Have another attorney do a thorough, objective file review
There are times when, regardless of having obtained a retainer up front, an increasing number of unforeseen hours is spent on a case that outstrips the initial retainer funds. If this occurs, and even if the client has no intention of paying, it is a good idea to have an independent attorney (preferably a senior member of the firm or a member of the local bar skilled in the practice area and in duties owed clients) review the case to assess whether due diligence was performed. Once a client is in your pocket for a significant sum, it is nearly impossible to be objective about the file and the work that you have done for that client.

Call the client
Far more success results from personal telephone calls from the attorney to the client than from letters from the accounting department or collection agency. Even if the client steadfastly refuses to pay the bill, at least you have made a good faith effort to collect and if there is any client dissatisfaction, most likely your conversation has yielded that information. Keeping in mind that the precipitating factor for a professional liability claim is the perception of the client more than the reality of the facts, information from the call may provide a good indication as to whether further collection efforts are warranted.

If you decide to pursue collection activity, never do this work yourself
One of the most important services provided a client in an attorney-client relationship is the objectivity of a knowledgeable third party whose goal it is to protect his or her client’s interests. Avail yourself of the benefits of an attorney-client fee dispute specialist who can be objective and mediate concerns that may arise.

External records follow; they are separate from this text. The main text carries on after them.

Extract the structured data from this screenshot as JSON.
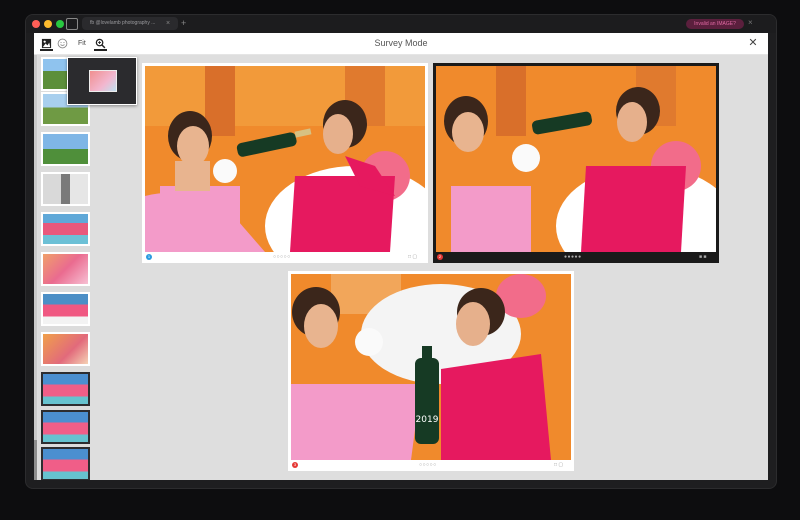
{
  "browser": {
    "tab_title": "fb @lovelamb photography ...",
    "tab_close": "×",
    "new_tab": "+",
    "top_pill": "Invalid an IMAGE?",
    "top_pill_close": "×"
  },
  "header": {
    "fit_label": "Fit",
    "title": "Survey Mode",
    "close": "✕"
  },
  "cards": [
    {
      "index_badge": "1",
      "badge_color": "#2a9be0",
      "dots": "○○○○○",
      "buttons": "□ ▢"
    },
    {
      "index_badge": "2",
      "badge_color": "#e53935",
      "dots": "●●●●●",
      "buttons": "■ ■"
    },
    {
      "index_badge": "3",
      "badge_color": "#e53935",
      "dots": "○○○○○",
      "buttons": "□ ▢"
    }
  ],
  "bottle_label": "2019",
  "colors": {
    "accent_blue": "#2a9be0",
    "accent_red": "#e53935",
    "dress_pink": "#e6195f",
    "dress_light_pink": "#f07ab6",
    "orange_bg": "#f08a2c"
  },
  "icons": {
    "image": "image-icon",
    "emoji": "smiley-icon",
    "zoom": "zoom-in-icon",
    "close": "close-icon"
  }
}
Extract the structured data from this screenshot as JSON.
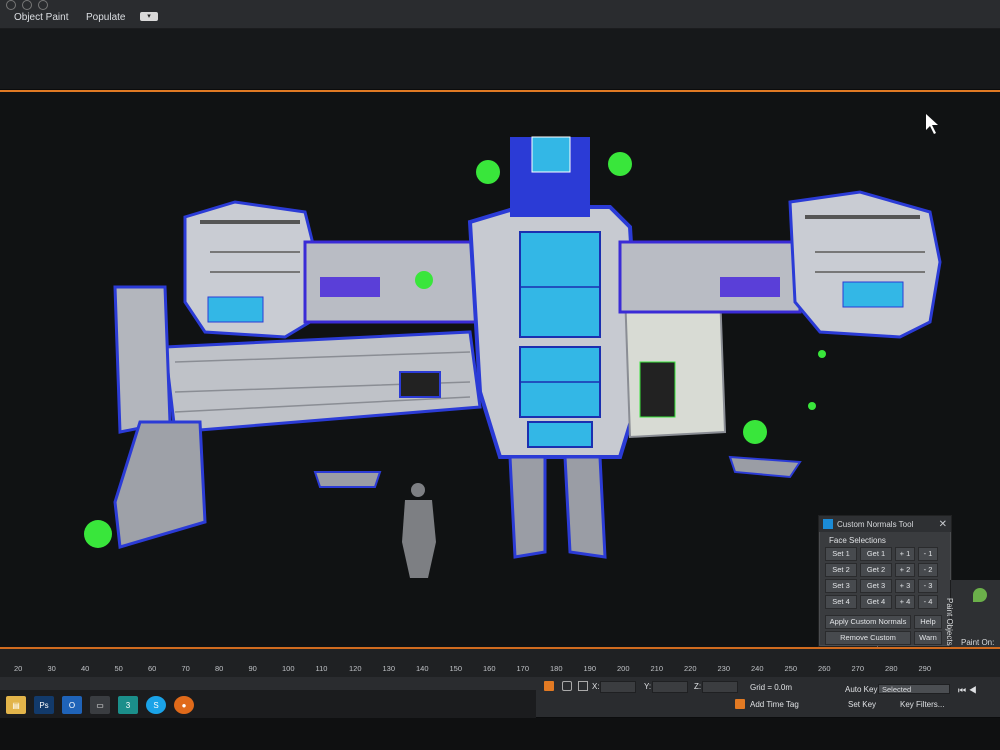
{
  "ribbon": {
    "tabs": [
      "Object Paint",
      "Populate"
    ]
  },
  "tool": {
    "title": "Custom Normals Tool",
    "section": "Face Selections",
    "rows": [
      {
        "set": "Set 1",
        "get": "Get 1",
        "plus": "+ 1",
        "minus": "- 1"
      },
      {
        "set": "Set 2",
        "get": "Get 2",
        "plus": "+ 2",
        "minus": "- 2"
      },
      {
        "set": "Set 3",
        "get": "Get 3",
        "plus": "+ 3",
        "minus": "- 3"
      },
      {
        "set": "Set 4",
        "get": "Get 4",
        "plus": "+ 4",
        "minus": "- 4"
      }
    ],
    "apply": "Apply Custom Normals",
    "help": "Help",
    "remove": "Remove Custom Normals",
    "warn": "Warn",
    "close": "✕"
  },
  "paint_panel": {
    "vertical": "Paint Objects",
    "paint_on": "Paint On:"
  },
  "timeline": {
    "ticks": [
      "20",
      "30",
      "40",
      "50",
      "60",
      "70",
      "80",
      "90",
      "100",
      "110",
      "120",
      "130",
      "140",
      "150",
      "160",
      "170",
      "180",
      "190",
      "200",
      "210",
      "220",
      "230",
      "240",
      "250",
      "260",
      "270",
      "280",
      "290"
    ]
  },
  "status": {
    "x_label": "X:",
    "y_label": "Y:",
    "z_label": "Z:",
    "grid": "Grid = 0.0m",
    "add_time_tag": "Add Time Tag",
    "auto_key": "Auto Key",
    "selected": "Selected",
    "set_key": "Set Key",
    "key_filters": "Key Filters..."
  },
  "taskbar": {
    "apps": [
      "File Explorer",
      "Photoshop",
      "Outlook",
      "Tablet",
      "3ds Max",
      "Skype",
      "Firefox"
    ],
    "app_glyphs": [
      "▤",
      "Ps",
      "O",
      "▭",
      "3",
      "S",
      "●"
    ]
  },
  "colors": {
    "accent": "#e07a24",
    "panel": "#3a3c3f",
    "viewport": "#101213",
    "wire_blue": "#2b3bd6",
    "cyan_glass": "#33b7e6",
    "green_helper": "#39e63b"
  }
}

Trap #10: Unwillingness to Believe You May be Sued for Malpractice
In spite of all the publicity that legal malpractice claims have received in the past few years, many attorneys believe erroneously that either because they perform adequately for their clients, or they know their clients so well, they will never be the targets of a malpractice claim. Trends in the frequency and dollar value of claims suggest otherwise. At present attorneys in private practice have between a 4 percent and 17 percent chance of being sued for malpractice each year depending on the jurisdiction and the nature of their practices.

As the law becomes more complex, the standard of care does not decrease. Lawyers must continue to study the law through reading, attending CLE seminars, consulting with experts on difficult legal issues and researching issues that need to be addressed by their clients.
While you may be one of the lucky ones who is not targeted for malpractice during your career, you cannot count on it. The key to minimizing your risk is to be acutely aware of the malpractice exposure of each and every case you take on. Only by recognizing you malpractice risk and by implementing effective prevention procedures will you lessen the chances of becoming a malpractice statistic.

Desk Guide to Legal Malpractice, by the ABA Standing Committee on Lawyers’ Professional Liability, 1993, pp. 52-62. © 1993 by the American Bar Association. Reprinted With Permission. All rights reserved.